Things have not gone as smoothly in other cities mandating that taxis accept credit cards. In cities such as Chicago and Philadelphia, it has apparently become routine for cabbies to claim their credit machines are broken. A 2008 news reports detail a Philadelphia cab driver assaulting his passenger in a dispute over the taking of credit cards.
Getting Taken for a Ride With $3 Credit Card Surcharge
Will Las Vegas join the ranks of cities mandating that cabs accept credit cards anytime soon?
The Nevada Taxicab Authority's Kuzik predicts that Las Vegas taxis will be required to take credit cards by the end of the year. He said the authority has scheduled a workshop on the issue for late June.
But using a credit card in a Las Vegas cab may also mean a $3 surcharge.
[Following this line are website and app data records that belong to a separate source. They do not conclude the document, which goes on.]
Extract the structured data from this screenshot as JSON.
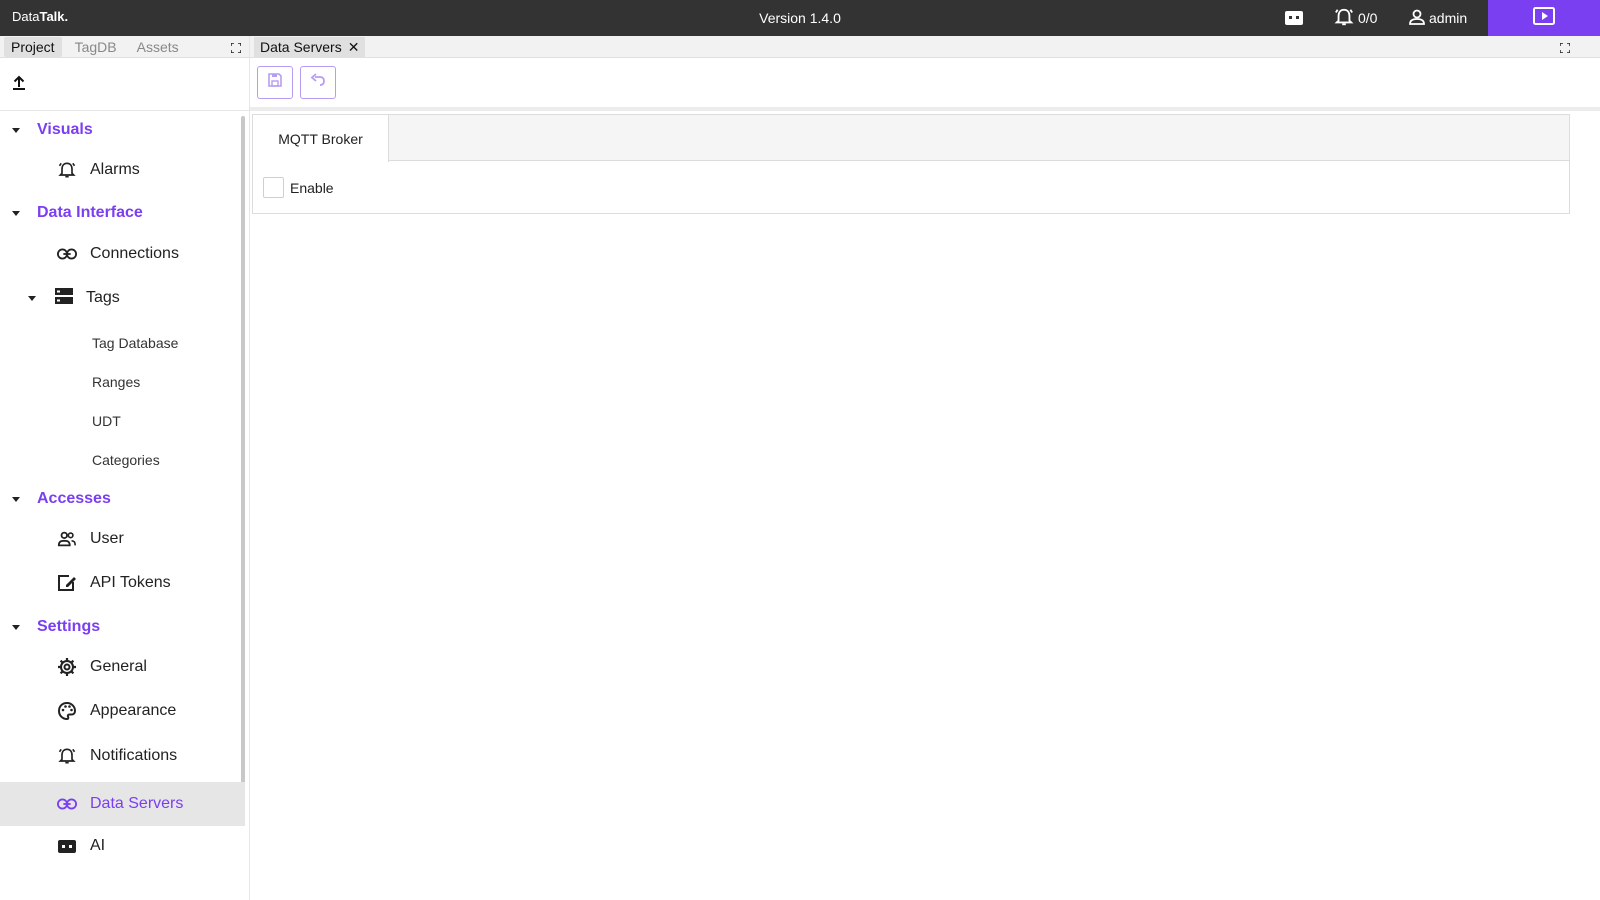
{
  "topbar": {
    "brand_prefix": "Data",
    "brand_suffix": "Talk.",
    "version": "Version 1.4.0",
    "alarm_count": "0/0",
    "user": "admin",
    "accent": "#7b3ff2"
  },
  "left_panel": {
    "tabs": [
      "Project",
      "TagDB",
      "Assets"
    ],
    "active_tab": "Project"
  },
  "nav": {
    "visuals": {
      "label": "Visuals",
      "items": {
        "alarms": "Alarms"
      }
    },
    "data_interface": {
      "label": "Data Interface",
      "items": {
        "connections": "Connections",
        "tags": "Tags",
        "tag_sub": [
          "Tag Database",
          "Ranges",
          "UDT",
          "Categories"
        ]
      }
    },
    "accesses": {
      "label": "Accesses",
      "items": {
        "user": "User",
        "api_tokens": "API Tokens"
      }
    },
    "settings": {
      "label": "Settings",
      "items": {
        "general": "General",
        "appearance": "Appearance",
        "notifications": "Notifications",
        "data_servers": "Data Servers",
        "ai": "AI"
      }
    },
    "active_item": "Data Servers"
  },
  "editor": {
    "open_tab": "Data Servers",
    "panel_tabs": [
      "MQTT Broker"
    ],
    "enable_label": "Enable",
    "enable_checked": false
  }
}
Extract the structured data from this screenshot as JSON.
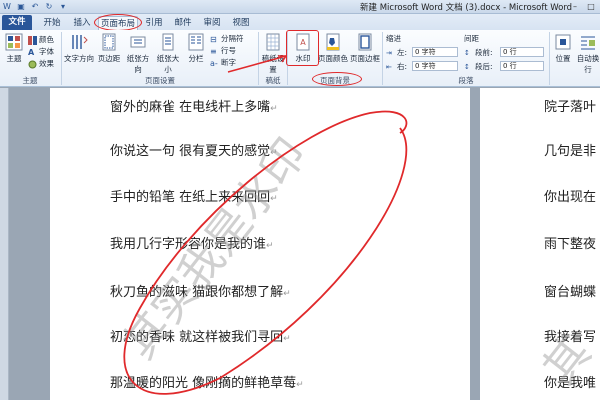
{
  "window": {
    "title": "新建 Microsoft Word 文档 (3).docx - Microsoft Word"
  },
  "tabs": [
    {
      "label": "文件"
    },
    {
      "label": "开始"
    },
    {
      "label": "插入"
    },
    {
      "label": "页面布局"
    },
    {
      "label": "引用"
    },
    {
      "label": "邮件"
    },
    {
      "label": "审阅"
    },
    {
      "label": "视图"
    }
  ],
  "ribbon": {
    "theme_group": {
      "theme_label": "主题",
      "colors_label": "颜色",
      "fonts_label": "字体",
      "effects_label": "效果",
      "group_label": "主题"
    },
    "page_setup_group": {
      "text_direction": "文字方向",
      "margins": "页边距",
      "orientation": "纸张方向",
      "size": "纸张大小",
      "columns": "分栏",
      "breaks": "分隔符",
      "line_numbers": "行号",
      "hyphenation": "断字",
      "group_label": "页面设置"
    },
    "draft_group": {
      "page_setup_btn": "稿纸设置",
      "group_label": "稿纸"
    },
    "page_bg_group": {
      "watermark": "水印",
      "page_color": "页面颜色",
      "page_border": "页面边框",
      "group_label": "页面背景"
    },
    "paragraph_group": {
      "indent_label": "缩进",
      "spacing_label": "间距",
      "left_label": "左:",
      "right_label": "右:",
      "before_label": "段前:",
      "after_label": "段后:",
      "left_value": "0 字符",
      "right_value": "0 字符",
      "before_value": "0 行",
      "after_value": "0 行",
      "group_label": "段落"
    },
    "arrange_group": {
      "position": "位置",
      "wrap_text": "自动换行"
    }
  },
  "document": {
    "lines": [
      "窗外的麻雀  在电线杆上多嘴",
      "你说这一句  很有夏天的感觉",
      "手中的铅笔  在纸上来来回回",
      "我用几行字形容你是我的谁",
      "秋刀鱼的滋味  猫跟你都想了解",
      "初恋的香味  就这样被我们寻回",
      "那温暖的阳光  像刚摘的鲜艳草莓"
    ],
    "page2_lines": [
      "院子落叶",
      "几句是非",
      "你出现在",
      "雨下整夜",
      "窗台蝴蝶",
      "我接着写",
      "你是我唯"
    ],
    "paragraph_mark": "↵",
    "watermark_text": "其实我是水印",
    "watermark_partial": "其"
  },
  "colors": {
    "accent": "#2a5699",
    "annotation": "#e0292b"
  }
}
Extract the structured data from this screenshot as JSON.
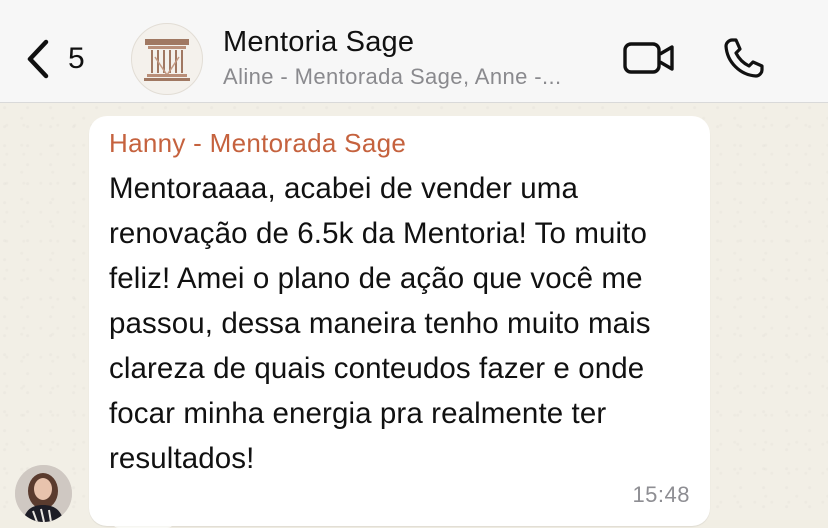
{
  "header": {
    "back_count": "5",
    "group_name": "Mentoria Sage",
    "members": "Aline - Mentorada Sage, Anne -...",
    "icons": {
      "back": "chevron-left-icon",
      "avatar": "column-logo-icon",
      "video": "video-camera-icon",
      "voice": "phone-icon"
    }
  },
  "message": {
    "sender": "Hanny - Mentorada Sage",
    "text": "Mentoraaaa, acabei de vender uma renovação de 6.5k da Mentoria! To muito feliz! Amei o plano de ação que você me passou, dessa maneira tenho muito mais clareza de quais conteudos fazer e onde focar minha energia pra realmente ter resultados!",
    "time": "15:48",
    "sender_color": "#c5623e"
  },
  "colors": {
    "header_bg": "#f7f7f7",
    "chat_bg": "#f2efe6",
    "bubble_bg": "#ffffff"
  }
}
Last weekend, I was back in Las Vegas, and my $15 fare became $18 when I took a taxi from the airport to the Paris Hotel.
It turns out that those taxi cab companies in Las Vegas that do accept credit cards all have opted to go with a New York vendor, TaxiPass. The company installs its credit card machines in taxis for free and processes the credit card purchase. In exchange, TaxiPass charges a $3 convenience fee, which is added to the fare the customer pays.
In April, the Nevada Taxicab Authority approved by a 4-1 vote letting cab companies bypass TaxiPass, accept credit cards if they choose, and impose the same $3 fee that TaxiPass does.
But Kuzik says the April decision is only a temporary regulation until the authority decides whether the 14 taxicab companies in Las Vegas, run by nine ownership groups, should all be required to take credit cards.
The question of whether taxicab companies should eat the cost of accepting credit cards as a cost of doing business, should also be decided, says Kuzik.
In his personal opinion, he says he views the $3 surcharge as a little steep, considering that the average taxi fare in Las Vegas is $13.50.
Cab Companies Carry Political Clout
Last year, the nine taxicab ownership groups in Las Vegas took in $334 million in revenue. Kuzik says individual company financial records are confidential, but that all nine companies were profitable in 2009.
But at the April hearing, the taxicab companies argued that customers should bear the cost entirely of the credit card transactions, noting that most passengers are tourists anyhow. The Authority agreed in its vote enacting the interim regulation that allowed the $3 surcharge.
It's hard to know exactly, but its interesting to note that the largest of the taxicab ownership groups, Frias Management, is controlled by former Nevada State Sen. Mark James.
Frias owns 1,000 of the almost 3,000 cabs in Las Vegas, and as it turns out, James is also a key supporter of Nevada Gov. Jim Gibbons, who just happens to appoint the members of the Nevada Taxicab Authority.
James and other officials of Frias Management did not return phone calls. Kuzik said Nevada Taxicab Authority members would not be at liberty to talk about the credit card issue since they will soon be making a decision on the matter.
It remains to be seen whether Las Vegas will be joining the 21st century. For now, the only sure bet in Las Vegas is to carry cash when hailing a cab.
Travel Maze: In Vegas, the Taxi Game is Rigged Against Credit Card Users